The main mechanisms behind the benefits of exercise for the brain are: improving blood flow, increasing neurotransmitter secretion, reducing DNA damage and Inflammation, Increasing grey and white brain matter, and elevates neurotrophic factors.
Exercise has been shown to support healthy brain function, improve neuroplasticity and provide neuroprotection to the brain.
Different types of exercise can offer different stimuli and be beneficial in different ways. Both anaerobic (HIIT, Weightlifting) and Aerobic (running, swimming) can help, but the intensity has to be hard enough to challenge you.
Resistance training can improve brain function, support cognition, protect the brain, increase secretion of endorphins, facilitate neurological transmission, and increase neuroplasticity. The secondary effects are improved focus, learning, memory, and attention.
Frequently Asked Questions
Does exercise provide any benefit for the brain?
Exercise offers many benefits for the brain, but the right type, duration, frequency, and intensity are yet to be studied. What we can find now is that exercise improves mood, cognitive function, supports memory, protects the brain, and enhances our ability to learn through increasing neuroplasticity.
Is resistance training or cardio better for the brain?
Both are good, as long as they can challenge you. Challenge is what creates progress, so training the exact same workout for 3 years straight will cause plato in your progress, and it will be more beneficial for the brain than not working out, but it’s incomparable to training that challenges you. Resistance training will increase dopamine levels, BDNF levels, and facilitate neurological adaptation while aerobic training is great in the long term, due to improving vascular and cellular system mechanisms.

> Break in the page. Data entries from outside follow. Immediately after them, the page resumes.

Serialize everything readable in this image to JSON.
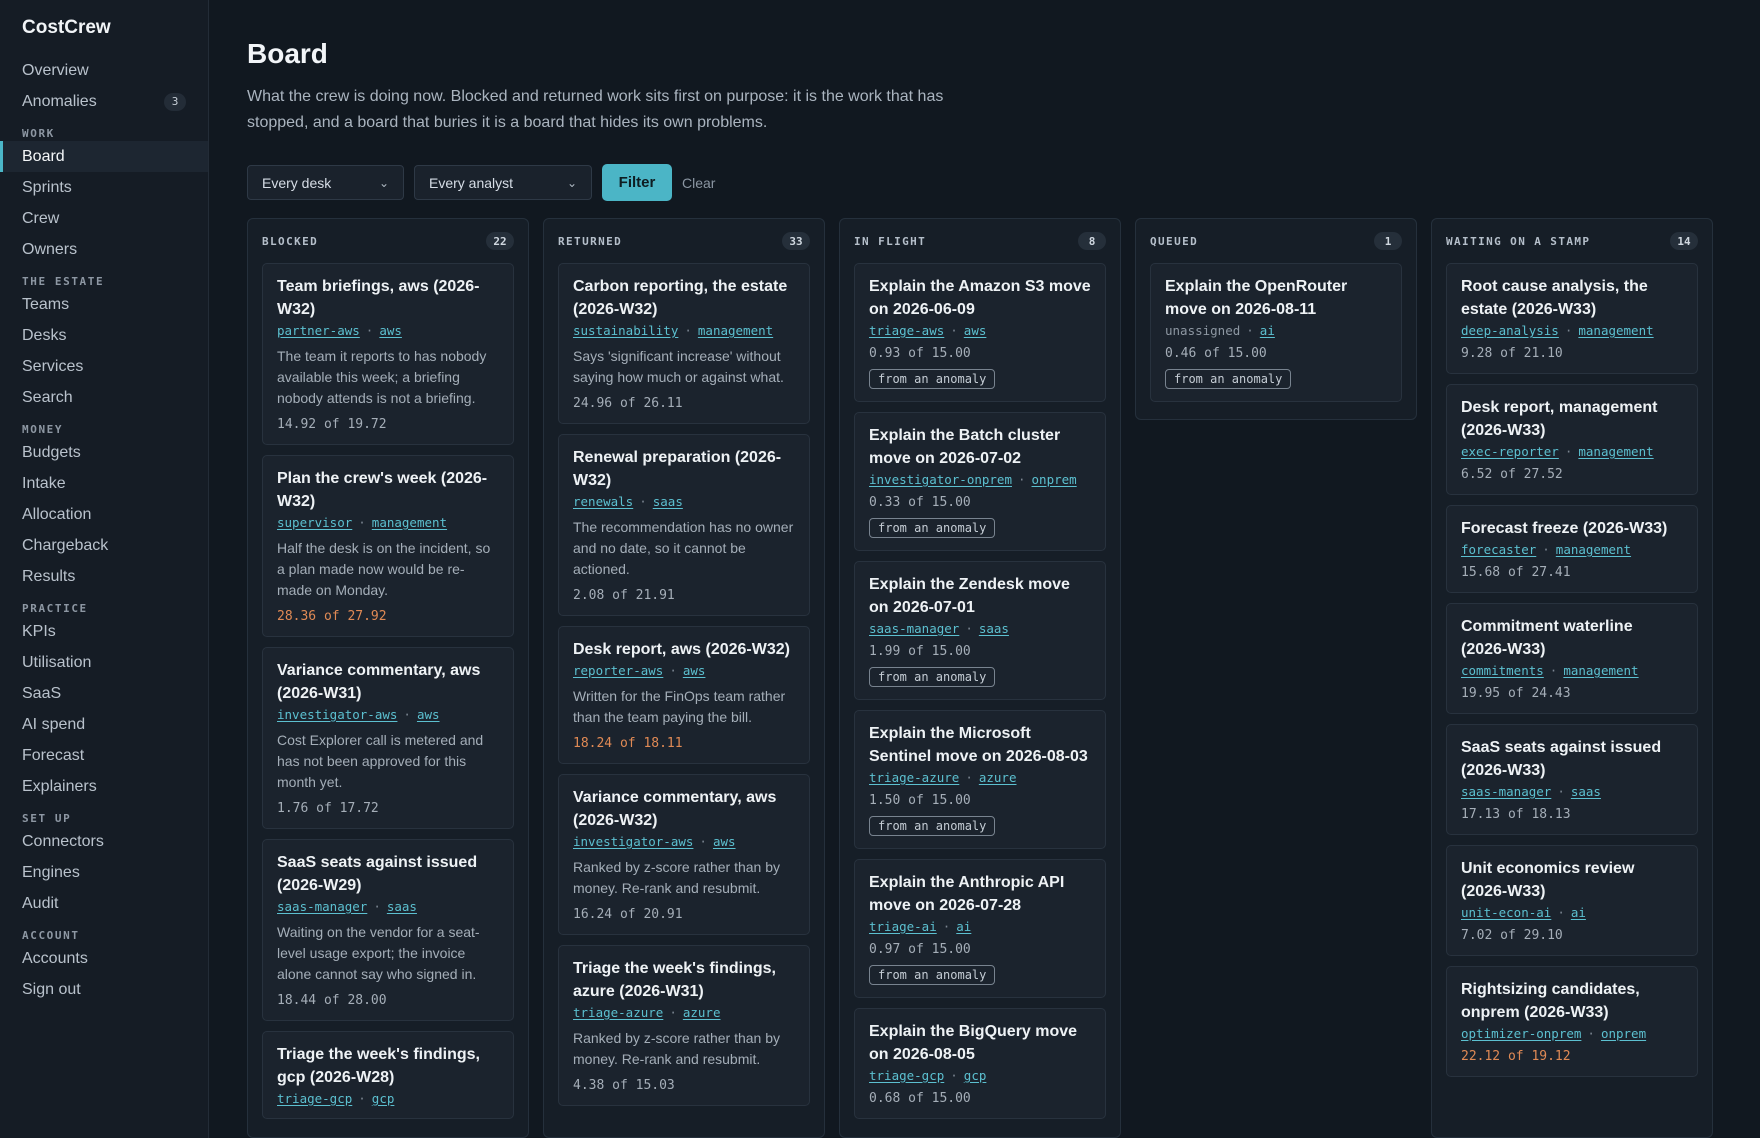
{
  "brand": "CostCrew",
  "nav": {
    "overview": "Overview",
    "anomalies": "Anomalies",
    "anomalies_count": "3",
    "sec_work": "WORK",
    "board": "Board",
    "sprints": "Sprints",
    "crew": "Crew",
    "owners": "Owners",
    "sec_estate": "THE ESTATE",
    "teams": "Teams",
    "desks": "Desks",
    "services": "Services",
    "search": "Search",
    "sec_money": "MONEY",
    "budgets": "Budgets",
    "intake": "Intake",
    "allocation": "Allocation",
    "chargeback": "Chargeback",
    "results": "Results",
    "sec_practice": "PRACTICE",
    "kpis": "KPIs",
    "utilisation": "Utilisation",
    "saas": "SaaS",
    "ai_spend": "AI spend",
    "forecast": "Forecast",
    "explainers": "Explainers",
    "sec_setup": "SET UP",
    "connectors": "Connectors",
    "engines": "Engines",
    "audit": "Audit",
    "sec_account": "ACCOUNT",
    "accounts": "Accounts",
    "sign_out": "Sign out"
  },
  "page": {
    "title": "Board",
    "intro": "What the crew is doing now. Blocked and returned work sits first on purpose: it is the work that has stopped, and a board that buries it is a board that hides its own problems."
  },
  "filters": {
    "desk": "Every desk",
    "analyst": "Every analyst",
    "filter": "Filter",
    "clear": "Clear"
  },
  "columns": [
    {
      "title": "BLOCKED",
      "count": "22",
      "cards": [
        {
          "title": "Team briefings, aws (2026-W32)",
          "owner": "partner-aws",
          "desk": "aws",
          "note": "The team it reports to has nobody available this week; a briefing nobody attends is not a briefing.",
          "amount": "14.92 of 19.72",
          "over": false
        },
        {
          "title": "Plan the crew's week (2026-W32)",
          "owner": "supervisor",
          "desk": "management",
          "note": "Half the desk is on the incident, so a plan made now would be re-made on Monday.",
          "amount": "28.36 of 27.92",
          "over": true
        },
        {
          "title": "Variance commentary, aws (2026-W31)",
          "owner": "investigator-aws",
          "desk": "aws",
          "note": "Cost Explorer call is metered and has not been approved for this month yet.",
          "amount": "1.76 of 17.72",
          "over": false
        },
        {
          "title": "SaaS seats against issued (2026-W29)",
          "owner": "saas-manager",
          "desk": "saas",
          "note": "Waiting on the vendor for a seat-level usage export; the invoice alone cannot say who signed in.",
          "amount": "18.44 of 28.00",
          "over": false
        },
        {
          "title": "Triage the week's findings, gcp (2026-W28)",
          "owner": "triage-gcp",
          "desk": "gcp"
        }
      ]
    },
    {
      "title": "RETURNED",
      "count": "33",
      "cards": [
        {
          "title": "Carbon reporting, the estate (2026-W32)",
          "owner": "sustainability",
          "desk": "management",
          "note": "Says 'significant increase' without saying how much or against what.",
          "amount": "24.96 of 26.11",
          "over": false
        },
        {
          "title": "Renewal preparation (2026-W32)",
          "owner": "renewals",
          "desk": "saas",
          "note": "The recommendation has no owner and no date, so it cannot be actioned.",
          "amount": "2.08 of 21.91",
          "over": false
        },
        {
          "title": "Desk report, aws (2026-W32)",
          "owner": "reporter-aws",
          "desk": "aws",
          "note": "Written for the FinOps team rather than the team paying the bill.",
          "amount": "18.24 of 18.11",
          "over": true
        },
        {
          "title": "Variance commentary, aws (2026-W32)",
          "owner": "investigator-aws",
          "desk": "aws",
          "note": "Ranked by z-score rather than by money. Re-rank and resubmit.",
          "amount": "16.24 of 20.91",
          "over": false
        },
        {
          "title": "Triage the week's findings, azure (2026-W31)",
          "owner": "triage-azure",
          "desk": "azure",
          "note": "Ranked by z-score rather than by money. Re-rank and resubmit.",
          "amount": "4.38 of 15.03",
          "over": false
        }
      ]
    },
    {
      "title": "IN FLIGHT",
      "count": "8",
      "cards": [
        {
          "title": "Explain the Amazon S3 move on 2026-06-09",
          "owner": "triage-aws",
          "desk": "aws",
          "amount": "0.93 of 15.00",
          "pill": "from an anomaly"
        },
        {
          "title": "Explain the Batch cluster move on 2026-07-02",
          "owner": "investigator-onprem",
          "desk": "onprem",
          "amount": "0.33 of 15.00",
          "pill": "from an anomaly"
        },
        {
          "title": "Explain the Zendesk move on 2026-07-01",
          "owner": "saas-manager",
          "desk": "saas",
          "amount": "1.99 of 15.00",
          "pill": "from an anomaly"
        },
        {
          "title": "Explain the Microsoft Sentinel move on 2026-08-03",
          "owner": "triage-azure",
          "desk": "azure",
          "amount": "1.50 of 15.00",
          "pill": "from an anomaly"
        },
        {
          "title": "Explain the Anthropic API move on 2026-07-28",
          "owner": "triage-ai",
          "desk": "ai",
          "amount": "0.97 of 15.00",
          "pill": "from an anomaly"
        },
        {
          "title": "Explain the BigQuery move on 2026-08-05",
          "owner": "triage-gcp",
          "desk": "gcp",
          "amount": "0.68 of 15.00"
        }
      ]
    },
    {
      "title": "QUEUED",
      "count": "1",
      "cards": [
        {
          "title": "Explain the OpenRouter move on 2026-08-11",
          "owner": "unassigned",
          "owner_plain": true,
          "desk": "ai",
          "amount": "0.46 of 15.00",
          "pill": "from an anomaly"
        }
      ]
    },
    {
      "title": "WAITING ON A STAMP",
      "count": "14",
      "cards": [
        {
          "title": "Root cause analysis, the estate (2026-W33)",
          "owner": "deep-analysis",
          "desk": "management",
          "amount": "9.28 of 21.10"
        },
        {
          "title": "Desk report, management (2026-W33)",
          "owner": "exec-reporter",
          "desk": "management",
          "amount": "6.52 of 27.52"
        },
        {
          "title": "Forecast freeze (2026-W33)",
          "owner": "forecaster",
          "desk": "management",
          "amount": "15.68 of 27.41"
        },
        {
          "title": "Commitment waterline (2026-W33)",
          "owner": "commitments",
          "desk": "management",
          "amount": "19.95 of 24.43"
        },
        {
          "title": "SaaS seats against issued (2026-W33)",
          "owner": "saas-manager",
          "desk": "saas",
          "amount": "17.13 of 18.13"
        },
        {
          "title": "Unit economics review (2026-W33)",
          "owner": "unit-econ-ai",
          "desk": "ai",
          "amount": "7.02 of 29.10"
        },
        {
          "title": "Rightsizing candidates, onprem (2026-W33)",
          "owner": "optimizer-onprem",
          "desk": "onprem",
          "amount": "22.12 of 19.12",
          "over": true
        }
      ]
    }
  ]
}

Is there any scientific evidence that physical activity improves brain health?
Yes, there is plenty of research showing that exercise can boost endorphins, BDNF, stimulate neurogenesis, growth, and maintenance of healthy neural cells, protect the brain, and improve blood flow.

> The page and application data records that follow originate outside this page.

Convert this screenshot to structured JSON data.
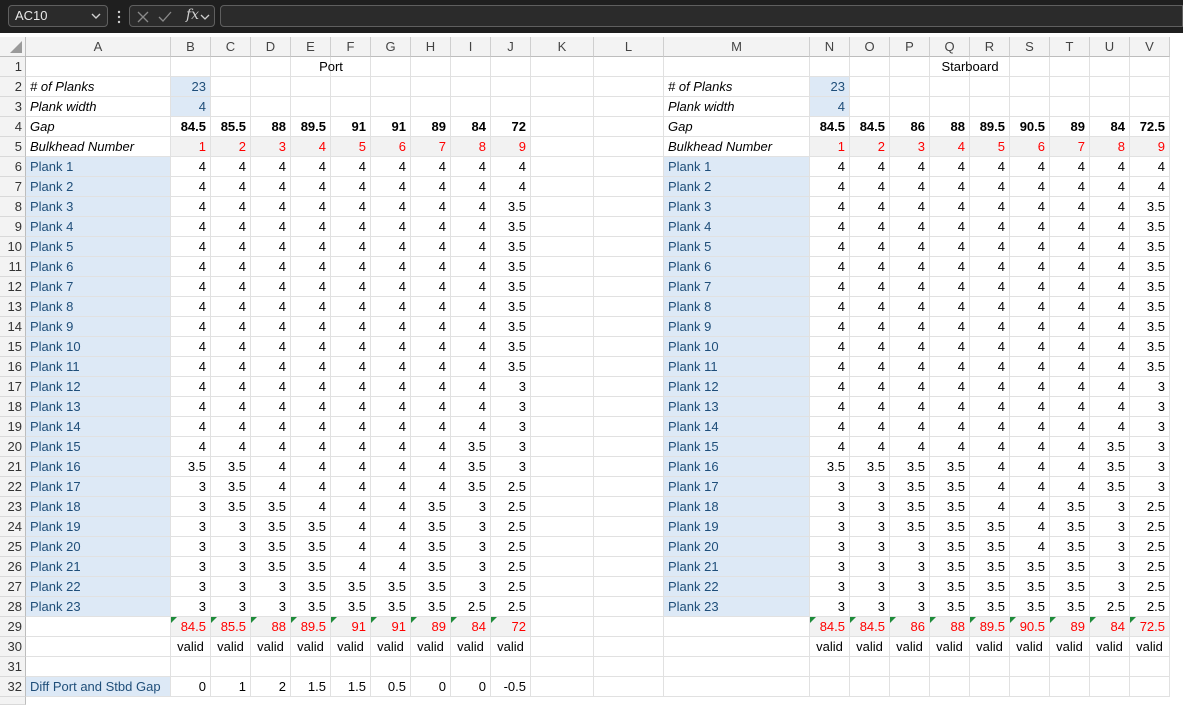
{
  "formula_bar": {
    "name_box": "AC10",
    "fx_label": "fx",
    "formula": ""
  },
  "columns": [
    "A",
    "B",
    "C",
    "D",
    "E",
    "F",
    "G",
    "H",
    "I",
    "J",
    "K",
    "L",
    "M",
    "N",
    "O",
    "P",
    "Q",
    "R",
    "S",
    "T",
    "U",
    "V"
  ],
  "rows": [
    "1",
    "2",
    "3",
    "4",
    "5",
    "6",
    "7",
    "8",
    "9",
    "10",
    "11",
    "12",
    "13",
    "14",
    "15",
    "16",
    "17",
    "18",
    "19",
    "20",
    "21",
    "22",
    "23",
    "24",
    "25",
    "26",
    "27",
    "28",
    "29",
    "30",
    "31",
    "32"
  ],
  "port": {
    "title": "Port",
    "num_planks_label": "# of Planks",
    "num_planks": "23",
    "plank_width_label": "Plank width",
    "plank_width": "4",
    "gap_label": "Gap",
    "gaps": [
      "84.5",
      "85.5",
      "88",
      "89.5",
      "91",
      "91",
      "89",
      "84",
      "72"
    ],
    "bulkhead_label": "Bulkhead Number",
    "bulkheads": [
      "1",
      "2",
      "3",
      "4",
      "5",
      "6",
      "7",
      "8",
      "9"
    ],
    "plank_labels": [
      "Plank 1",
      "Plank 2",
      "Plank 3",
      "Plank 4",
      "Plank 5",
      "Plank 6",
      "Plank 7",
      "Plank 8",
      "Plank 9",
      "Plank 10",
      "Plank 11",
      "Plank 12",
      "Plank 13",
      "Plank 14",
      "Plank 15",
      "Plank 16",
      "Plank 17",
      "Plank 18",
      "Plank 19",
      "Plank 20",
      "Plank 21",
      "Plank 22",
      "Plank 23"
    ],
    "planks": [
      [
        "4",
        "4",
        "4",
        "4",
        "4",
        "4",
        "4",
        "4",
        "4"
      ],
      [
        "4",
        "4",
        "4",
        "4",
        "4",
        "4",
        "4",
        "4",
        "4"
      ],
      [
        "4",
        "4",
        "4",
        "4",
        "4",
        "4",
        "4",
        "4",
        "3.5"
      ],
      [
        "4",
        "4",
        "4",
        "4",
        "4",
        "4",
        "4",
        "4",
        "3.5"
      ],
      [
        "4",
        "4",
        "4",
        "4",
        "4",
        "4",
        "4",
        "4",
        "3.5"
      ],
      [
        "4",
        "4",
        "4",
        "4",
        "4",
        "4",
        "4",
        "4",
        "3.5"
      ],
      [
        "4",
        "4",
        "4",
        "4",
        "4",
        "4",
        "4",
        "4",
        "3.5"
      ],
      [
        "4",
        "4",
        "4",
        "4",
        "4",
        "4",
        "4",
        "4",
        "3.5"
      ],
      [
        "4",
        "4",
        "4",
        "4",
        "4",
        "4",
        "4",
        "4",
        "3.5"
      ],
      [
        "4",
        "4",
        "4",
        "4",
        "4",
        "4",
        "4",
        "4",
        "3.5"
      ],
      [
        "4",
        "4",
        "4",
        "4",
        "4",
        "4",
        "4",
        "4",
        "3.5"
      ],
      [
        "4",
        "4",
        "4",
        "4",
        "4",
        "4",
        "4",
        "4",
        "3"
      ],
      [
        "4",
        "4",
        "4",
        "4",
        "4",
        "4",
        "4",
        "4",
        "3"
      ],
      [
        "4",
        "4",
        "4",
        "4",
        "4",
        "4",
        "4",
        "4",
        "3"
      ],
      [
        "4",
        "4",
        "4",
        "4",
        "4",
        "4",
        "4",
        "3.5",
        "3"
      ],
      [
        "3.5",
        "3.5",
        "4",
        "4",
        "4",
        "4",
        "4",
        "3.5",
        "3"
      ],
      [
        "3",
        "3.5",
        "4",
        "4",
        "4",
        "4",
        "4",
        "3.5",
        "2.5"
      ],
      [
        "3",
        "3.5",
        "3.5",
        "4",
        "4",
        "4",
        "3.5",
        "3",
        "2.5"
      ],
      [
        "3",
        "3",
        "3.5",
        "3.5",
        "4",
        "4",
        "3.5",
        "3",
        "2.5"
      ],
      [
        "3",
        "3",
        "3.5",
        "3.5",
        "4",
        "4",
        "3.5",
        "3",
        "2.5"
      ],
      [
        "3",
        "3",
        "3.5",
        "3.5",
        "4",
        "4",
        "3.5",
        "3",
        "2.5"
      ],
      [
        "3",
        "3",
        "3",
        "3.5",
        "3.5",
        "3.5",
        "3.5",
        "3",
        "2.5"
      ],
      [
        "3",
        "3",
        "3",
        "3.5",
        "3.5",
        "3.5",
        "3.5",
        "2.5",
        "2.5"
      ]
    ],
    "totals": [
      "84.5",
      "85.5",
      "88",
      "89.5",
      "91",
      "91",
      "89",
      "84",
      "72"
    ],
    "valid": [
      "valid",
      "valid",
      "valid",
      "valid",
      "valid",
      "valid",
      "valid",
      "valid",
      "valid"
    ],
    "diff_label": "Diff Port and Stbd Gap",
    "diffs": [
      "0",
      "1",
      "2",
      "1.5",
      "1.5",
      "0.5",
      "0",
      "0",
      "-0.5"
    ]
  },
  "starboard": {
    "title": "Starboard",
    "num_planks_label": "# of Planks",
    "num_planks": "23",
    "plank_width_label": "Plank width",
    "plank_width": "4",
    "gap_label": "Gap",
    "gaps": [
      "84.5",
      "84.5",
      "86",
      "88",
      "89.5",
      "90.5",
      "89",
      "84",
      "72.5"
    ],
    "bulkhead_label": "Bulkhead Number",
    "bulkheads": [
      "1",
      "2",
      "3",
      "4",
      "5",
      "6",
      "7",
      "8",
      "9"
    ],
    "plank_labels": [
      "Plank 1",
      "Plank 2",
      "Plank 3",
      "Plank 4",
      "Plank 5",
      "Plank 6",
      "Plank 7",
      "Plank 8",
      "Plank 9",
      "Plank 10",
      "Plank 11",
      "Plank 12",
      "Plank 13",
      "Plank 14",
      "Plank 15",
      "Plank 16",
      "Plank 17",
      "Plank 18",
      "Plank 19",
      "Plank 20",
      "Plank 21",
      "Plank 22",
      "Plank 23"
    ],
    "planks": [
      [
        "4",
        "4",
        "4",
        "4",
        "4",
        "4",
        "4",
        "4",
        "4"
      ],
      [
        "4",
        "4",
        "4",
        "4",
        "4",
        "4",
        "4",
        "4",
        "4"
      ],
      [
        "4",
        "4",
        "4",
        "4",
        "4",
        "4",
        "4",
        "4",
        "3.5"
      ],
      [
        "4",
        "4",
        "4",
        "4",
        "4",
        "4",
        "4",
        "4",
        "3.5"
      ],
      [
        "4",
        "4",
        "4",
        "4",
        "4",
        "4",
        "4",
        "4",
        "3.5"
      ],
      [
        "4",
        "4",
        "4",
        "4",
        "4",
        "4",
        "4",
        "4",
        "3.5"
      ],
      [
        "4",
        "4",
        "4",
        "4",
        "4",
        "4",
        "4",
        "4",
        "3.5"
      ],
      [
        "4",
        "4",
        "4",
        "4",
        "4",
        "4",
        "4",
        "4",
        "3.5"
      ],
      [
        "4",
        "4",
        "4",
        "4",
        "4",
        "4",
        "4",
        "4",
        "3.5"
      ],
      [
        "4",
        "4",
        "4",
        "4",
        "4",
        "4",
        "4",
        "4",
        "3.5"
      ],
      [
        "4",
        "4",
        "4",
        "4",
        "4",
        "4",
        "4",
        "4",
        "3.5"
      ],
      [
        "4",
        "4",
        "4",
        "4",
        "4",
        "4",
        "4",
        "4",
        "3"
      ],
      [
        "4",
        "4",
        "4",
        "4",
        "4",
        "4",
        "4",
        "4",
        "3"
      ],
      [
        "4",
        "4",
        "4",
        "4",
        "4",
        "4",
        "4",
        "4",
        "3"
      ],
      [
        "4",
        "4",
        "4",
        "4",
        "4",
        "4",
        "4",
        "3.5",
        "3"
      ],
      [
        "3.5",
        "3.5",
        "3.5",
        "3.5",
        "4",
        "4",
        "4",
        "3.5",
        "3"
      ],
      [
        "3",
        "3",
        "3.5",
        "3.5",
        "4",
        "4",
        "4",
        "3.5",
        "3"
      ],
      [
        "3",
        "3",
        "3.5",
        "3.5",
        "4",
        "4",
        "3.5",
        "3",
        "2.5"
      ],
      [
        "3",
        "3",
        "3.5",
        "3.5",
        "3.5",
        "4",
        "3.5",
        "3",
        "2.5"
      ],
      [
        "3",
        "3",
        "3",
        "3.5",
        "3.5",
        "4",
        "3.5",
        "3",
        "2.5"
      ],
      [
        "3",
        "3",
        "3",
        "3.5",
        "3.5",
        "3.5",
        "3.5",
        "3",
        "2.5"
      ],
      [
        "3",
        "3",
        "3",
        "3.5",
        "3.5",
        "3.5",
        "3.5",
        "3",
        "2.5"
      ],
      [
        "3",
        "3",
        "3",
        "3.5",
        "3.5",
        "3.5",
        "3.5",
        "2.5",
        "2.5"
      ]
    ],
    "totals": [
      "84.5",
      "84.5",
      "86",
      "88",
      "89.5",
      "90.5",
      "89",
      "84",
      "72.5"
    ],
    "valid": [
      "valid",
      "valid",
      "valid",
      "valid",
      "valid",
      "valid",
      "valid",
      "valid",
      "valid"
    ]
  },
  "colors": {
    "label_blue_fill": "#dde9f6",
    "label_blue_text": "#1f4e79",
    "red_text": "#ff0000",
    "triangle_green": "#1e8b3a"
  }
}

What happens with our brain during a workout?
When we work out, the majority of the blood goes to the muscles and organs get less blood. But the brain and the heart, as main organs still get significant amounts of blood to keep the processes running smoothly. Due to the activity, our brain release dopamine, a motivation-inducing chemical that makes us feel good while flushing the toxins out and getting more oxygen + nutrients because of improved blood flow.
Why do i feel good after a workout + is the runner’s high real?

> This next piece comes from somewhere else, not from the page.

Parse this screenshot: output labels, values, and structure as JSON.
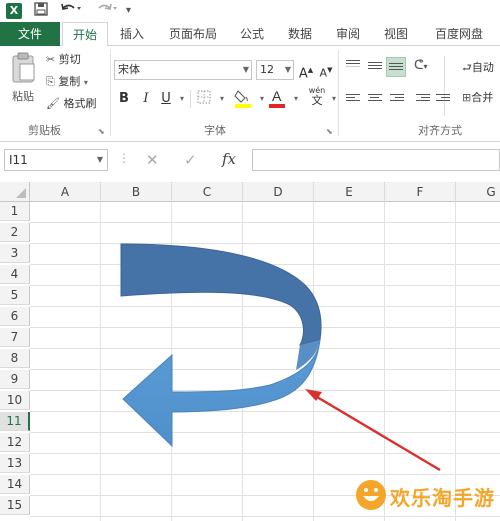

After performing a longer-lasting aerobic activity you can get a boost of endorphins like dopamine and serotonin which makes you feel better, more motivated, satisfied, joyous, and perceive less pain as well. This feeling is compared to feeling high, it is an elevated state of euphoria and reduced depression, stress & anxiety.
What structural brain changes are expected to happen with exercise?
Structurally, exercise has been shown to increase or maintain grey and white volume, and preserve or protect two main parts of the brain, the prefrontal cortex and temporal lobe (hippocampus).